WHAT YOU WILL DO —
An acceptable answer contains every record below, unchanged, and no pictures.

-- DATA EXCERPTS follows --

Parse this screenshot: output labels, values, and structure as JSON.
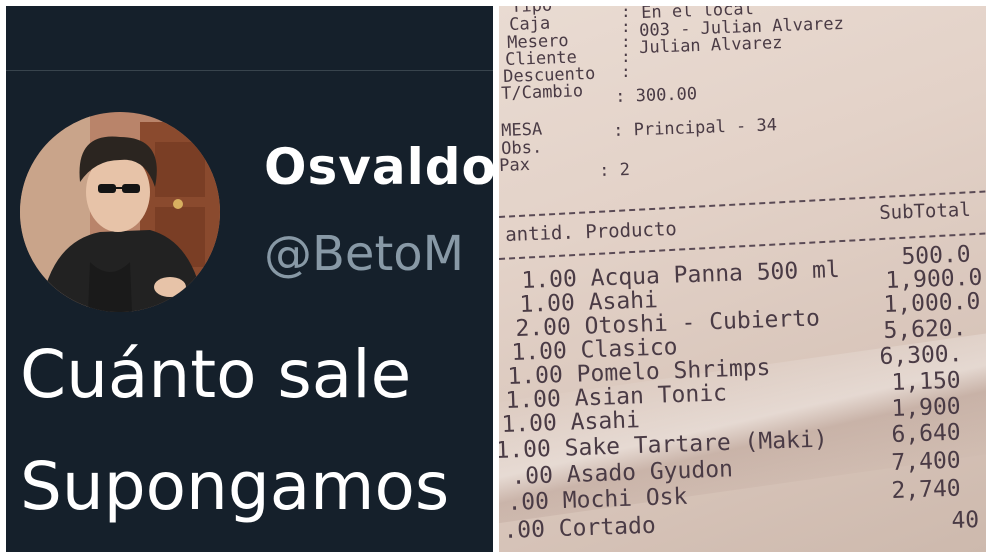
{
  "tweet": {
    "display_name": "Osvaldo",
    "handle": "@BetoM",
    "text_line1": "Cuánto sale",
    "text_line2": "Supongamos"
  },
  "receipt": {
    "header_labels": [
      "Tipo",
      "Caja",
      "Mesero",
      "Cliente",
      "Descuento",
      "T/Cambio"
    ],
    "tipo": "En el local",
    "caja": "003 - Julian Alvarez",
    "mesero": "Julian Alvarez",
    "tcambio": ": 300.00",
    "mesa_label": "MESA",
    "obs_label": "Obs.",
    "pax_label": "Pax",
    "mesa_value": ": Principal - 34",
    "pax_value": ": 2",
    "col_product": "antid. Producto",
    "col_subtotal": "SubTotal",
    "items": [
      {
        "line": "1.00 Acqua Panna 500 ml",
        "amount": "500.0"
      },
      {
        "line": "1.00 Asahi",
        "amount": "1,900.0"
      },
      {
        "line": "2.00 Otoshi - Cubierto",
        "amount": "1,000.0"
      },
      {
        "line": "1.00 Clasico",
        "amount": "5,620."
      },
      {
        "line": "1.00 Pomelo Shrimps",
        "amount": "6,300."
      },
      {
        "line": "1.00 Asian Tonic",
        "amount": "1,150"
      },
      {
        "line": "1.00 Asahi",
        "amount": "1,900"
      },
      {
        "line": "1.00 Sake Tartare (Maki)",
        "amount": "6,640"
      },
      {
        "line": ".00 Asado Gyudon",
        "amount": "7,400"
      },
      {
        "line": ".00 Mochi Osk",
        "amount": "2,740"
      },
      {
        "line": ".00 Cortado",
        "amount": "40"
      }
    ]
  }
}
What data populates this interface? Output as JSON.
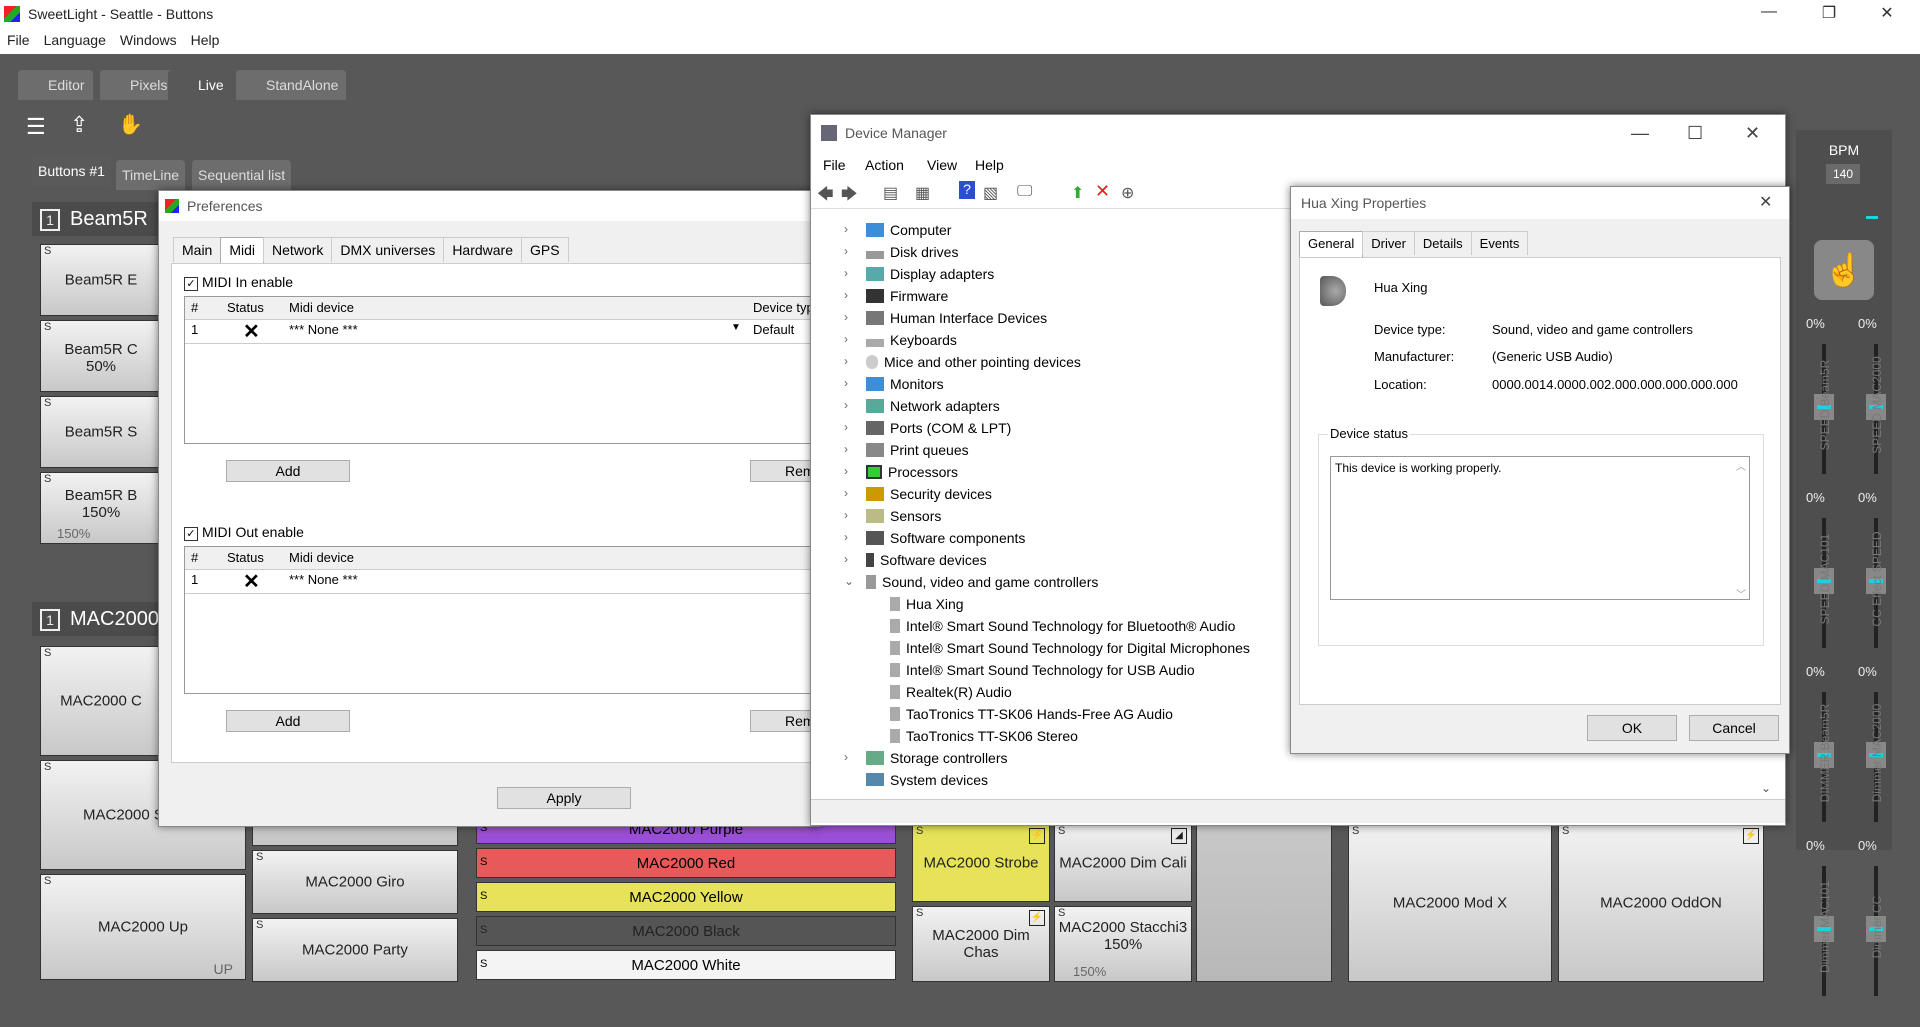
{
  "app": {
    "title": "SweetLight - Seattle - Buttons",
    "menu": [
      "File",
      "Language",
      "Windows",
      "Help"
    ],
    "tabs": [
      "Editor",
      "Pixels",
      "Live",
      "StandAlone"
    ],
    "subtabs": [
      "Buttons #1",
      "TimeLine",
      "Sequential list"
    ],
    "groups": [
      {
        "num": "1",
        "name": "Beam5R"
      },
      {
        "num": "1",
        "name": "MAC2000"
      }
    ],
    "beam_buttons": [
      {
        "label": "Beam5R E",
        "sub": ""
      },
      {
        "label": "Beam5R C",
        "sub": "50%"
      },
      {
        "label": "Beam5R S",
        "sub": ""
      },
      {
        "label": "Beam5R B",
        "sub": "150%",
        "foot": "150%"
      }
    ],
    "mac_buttons_left": [
      {
        "label": "MAC2000 C"
      },
      {
        "label": "MAC2000 S"
      },
      {
        "label": "MAC2000 Up",
        "foot": "UP"
      }
    ],
    "mac_buttons_col2": [
      "MAC2000 Giro",
      "MAC2000 Party"
    ],
    "color_buttons": [
      {
        "label": "MAC2000 Purple",
        "color": "#9b4fd6"
      },
      {
        "label": "MAC2000 Red",
        "color": "#e85a5a"
      },
      {
        "label": "MAC2000 Yellow",
        "color": "#e6e35a"
      },
      {
        "label": "MAC2000 Black",
        "color": "#555555"
      },
      {
        "label": "MAC2000 White",
        "color": "#f4f4f4"
      }
    ],
    "fx_buttons": [
      "MAC2000 Strobe",
      "MAC2000 Dim Cali",
      "MAC2000 Dim Chas",
      "MAC2000 Stacchi3"
    ],
    "fx_sub": "150%",
    "fx_foot": "150%",
    "mod_buttons": [
      "MAC2000 Mod X",
      "MAC2000 OddON"
    ],
    "bpm": {
      "label": "BPM",
      "value": "140"
    },
    "faders": [
      {
        "pct": "0%",
        "name": "SPEED Beam5R"
      },
      {
        "pct": "0%",
        "name": "SPEED MAC2000"
      },
      {
        "pct": "0%",
        "name": "SPEED MAC101"
      },
      {
        "pct": "0%",
        "name": "CC Effect SPEED"
      },
      {
        "pct": "0%",
        "name": "DIMMER Beam5R"
      },
      {
        "pct": "0%",
        "name": "Dimmer MAC2000"
      },
      {
        "pct": "0%",
        "name": "Dimmer MAC101"
      },
      {
        "pct": "0%",
        "name": "Dimmer CC"
      }
    ]
  },
  "preferences": {
    "title": "Preferences",
    "tabs": [
      "Main",
      "Midi",
      "Network",
      "DMX universes",
      "Hardware",
      "GPS"
    ],
    "midi_in": {
      "label": "MIDI In enable",
      "cols": [
        "#",
        "Status",
        "Midi device",
        "Device typ"
      ],
      "row": {
        "num": "1",
        "device": "*** None ***",
        "type": "Default"
      }
    },
    "midi_out": {
      "label": "MIDI Out enable",
      "cols": [
        "#",
        "Status",
        "Midi device"
      ],
      "row": {
        "num": "1",
        "device": "*** None ***"
      }
    },
    "add": "Add",
    "remove": "Rem",
    "apply": "Apply"
  },
  "device_manager": {
    "title": "Device Manager",
    "menu": [
      "File",
      "Action",
      "View",
      "Help"
    ],
    "categories": [
      "Computer",
      "Disk drives",
      "Display adapters",
      "Firmware",
      "Human Interface Devices",
      "Keyboards",
      "Mice and other pointing devices",
      "Monitors",
      "Network adapters",
      "Ports (COM & LPT)",
      "Print queues",
      "Processors",
      "Security devices",
      "Sensors",
      "Software components",
      "Software devices",
      "Sound, video and game controllers"
    ],
    "sound_children": [
      "Hua Xing",
      "Intel® Smart Sound Technology for Bluetooth® Audio",
      "Intel® Smart Sound Technology for Digital Microphones",
      "Intel® Smart Sound Technology for USB Audio",
      "Realtek(R) Audio",
      "TaoTronics TT-SK06 Hands-Free AG Audio",
      "TaoTronics TT-SK06 Stereo"
    ],
    "after": [
      "Storage controllers",
      "System devices"
    ]
  },
  "properties": {
    "title": "Hua Xing Properties",
    "tabs": [
      "General",
      "Driver",
      "Details",
      "Events"
    ],
    "device_name": "Hua Xing",
    "device_type_label": "Device type:",
    "device_type": "Sound, video and game controllers",
    "manufacturer_label": "Manufacturer:",
    "manufacturer": "(Generic USB Audio)",
    "location_label": "Location:",
    "location": "0000.0014.0000.002.000.000.000.000.000",
    "status_label": "Device status",
    "status_text": "This device is working properly.",
    "ok": "OK",
    "cancel": "Cancel"
  }
}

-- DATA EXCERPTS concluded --

SOLUTION TO THE EXERCISE —
Parse this screenshot: output labels, values, and structure as JSON.
{
  "tweet": {
    "display_name": "Osvaldo",
    "handle": "@BetoM",
    "text_line1": "Cuánto sale",
    "text_line2": "Supongamos"
  },
  "receipt": {
    "header_labels": [
      "Tipo",
      "Caja",
      "Mesero",
      "Cliente",
      "Descuento",
      "T/Cambio"
    ],
    "tipo": "En el local",
    "caja": "003 - Julian Alvarez",
    "mesero": "Julian Alvarez",
    "tcambio": ": 300.00",
    "mesa_label": "MESA",
    "obs_label": "Obs.",
    "pax_label": "Pax",
    "mesa_value": ": Principal - 34",
    "pax_value": ": 2",
    "col_product": "antid. Producto",
    "col_subtotal": "SubTotal",
    "items": [
      {
        "line": "1.00 Acqua Panna 500 ml",
        "amount": "500.0"
      },
      {
        "line": "1.00 Asahi",
        "amount": "1,900.0"
      },
      {
        "line": "2.00 Otoshi - Cubierto",
        "amount": "1,000.0"
      },
      {
        "line": "1.00 Clasico",
        "amount": "5,620."
      },
      {
        "line": "1.00 Pomelo Shrimps",
        "amount": "6,300."
      },
      {
        "line": "1.00 Asian Tonic",
        "amount": "1,150"
      },
      {
        "line": "1.00 Asahi",
        "amount": "1,900"
      },
      {
        "line": "1.00 Sake Tartare (Maki)",
        "amount": "6,640"
      },
      {
        "line": ".00 Asado Gyudon",
        "amount": "7,400"
      },
      {
        "line": ".00 Mochi Osk",
        "amount": "2,740"
      },
      {
        "line": ".00 Cortado",
        "amount": "40"
      }
    ]
  }
}
What data populates this interface? Output as JSON.
{
  "app": {
    "title": "SweetLight - Seattle - Buttons",
    "menu": [
      "File",
      "Language",
      "Windows",
      "Help"
    ],
    "tabs": [
      "Editor",
      "Pixels",
      "Live",
      "StandAlone"
    ],
    "subtabs": [
      "Buttons #1",
      "TimeLine",
      "Sequential list"
    ],
    "groups": [
      {
        "num": "1",
        "name": "Beam5R"
      },
      {
        "num": "1",
        "name": "MAC2000"
      }
    ],
    "beam_buttons": [
      {
        "label": "Beam5R E",
        "sub": ""
      },
      {
        "label": "Beam5R C",
        "sub": "50%"
      },
      {
        "label": "Beam5R S",
        "sub": ""
      },
      {
        "label": "Beam5R B",
        "sub": "150%",
        "foot": "150%"
      }
    ],
    "mac_buttons_left": [
      {
        "label": "MAC2000 C"
      },
      {
        "label": "MAC2000 S"
      },
      {
        "label": "MAC2000 Up",
        "foot": "UP"
      }
    ],
    "mac_buttons_col2": [
      "MAC2000 Giro",
      "MAC2000 Party"
    ],
    "color_buttons": [
      {
        "label": "MAC2000 Purple",
        "color": "#9b4fd6"
      },
      {
        "label": "MAC2000 Red",
        "color": "#e85a5a"
      },
      {
        "label": "MAC2000 Yellow",
        "color": "#e6e35a"
      },
      {
        "label": "MAC2000 Black",
        "color": "#555555"
      },
      {
        "label": "MAC2000 White",
        "color": "#f4f4f4"
      }
    ],
    "fx_buttons": [
      "MAC2000 Strobe",
      "MAC2000 Dim Cali",
      "MAC2000 Dim Chas",
      "MAC2000 Stacchi3"
    ],
    "fx_sub": "150%",
    "fx_foot": "150%",
    "mod_buttons": [
      "MAC2000 Mod X",
      "MAC2000 OddON"
    ],
    "bpm": {
      "label": "BPM",
      "value": "140"
    },
    "faders": [
      {
        "pct": "0%",
        "name": "SPEED Beam5R"
      },
      {
        "pct": "0%",
        "name": "SPEED MAC2000"
      },
      {
        "pct": "0%",
        "name": "SPEED MAC101"
      },
      {
        "pct": "0%",
        "name": "CC Effect SPEED"
      },
      {
        "pct": "0%",
        "name": "DIMMER Beam5R"
      },
      {
        "pct": "0%",
        "name": "Dimmer MAC2000"
      },
      {
        "pct": "0%",
        "name": "Dimmer MAC101"
      },
      {
        "pct": "0%",
        "name": "Dimmer CC"
      }
    ]
  },
  "preferences": {
    "title": "Preferences",
    "tabs": [
      "Main",
      "Midi",
      "Network",
      "DMX universes",
      "Hardware",
      "GPS"
    ],
    "midi_in": {
      "label": "MIDI In enable",
      "cols": [
        "#",
        "Status",
        "Midi device",
        "Device typ"
      ],
      "row": {
        "num": "1",
        "device": "*** None ***",
        "type": "Default"
      }
    },
    "midi_out": {
      "label": "MIDI Out enable",
      "cols": [
        "#",
        "Status",
        "Midi device"
      ],
      "row": {
        "num": "1",
        "device": "*** None ***"
      }
    },
    "add": "Add",
    "remove": "Rem",
    "apply": "Apply"
  },
  "device_manager": {
    "title": "Device Manager",
    "menu": [
      "File",
      "Action",
      "View",
      "Help"
    ],
    "categories": [
      "Computer",
      "Disk drives",
      "Display adapters",
      "Firmware",
      "Human Interface Devices",
      "Keyboards",
      "Mice and other pointing devices",
      "Monitors",
      "Network adapters",
      "Ports (COM & LPT)",
      "Print queues",
      "Processors",
      "Security devices",
      "Sensors",
      "Software components",
      "Software devices",
      "Sound, video and game controllers"
    ],
    "sound_children": [
      "Hua Xing",
      "Intel® Smart Sound Technology for Bluetooth® Audio",
      "Intel® Smart Sound Technology for Digital Microphones",
      "Intel® Smart Sound Technology for USB Audio",
      "Realtek(R) Audio",
      "TaoTronics TT-SK06 Hands-Free AG Audio",
      "TaoTronics TT-SK06 Stereo"
    ],
    "after": [
      "Storage controllers",
      "System devices"
    ]
  },
  "properties": {
    "title": "Hua Xing Properties",
    "tabs": [
      "General",
      "Driver",
      "Details",
      "Events"
    ],
    "device_name": "Hua Xing",
    "device_type_label": "Device type:",
    "device_type": "Sound, video and game controllers",
    "manufacturer_label": "Manufacturer:",
    "manufacturer": "(Generic USB Audio)",
    "location_label": "Location:",
    "location": "0000.0014.0000.002.000.000.000.000.000",
    "status_label": "Device status",
    "status_text": "This device is working properly.",
    "ok": "OK",
    "cancel": "Cancel"
  }
}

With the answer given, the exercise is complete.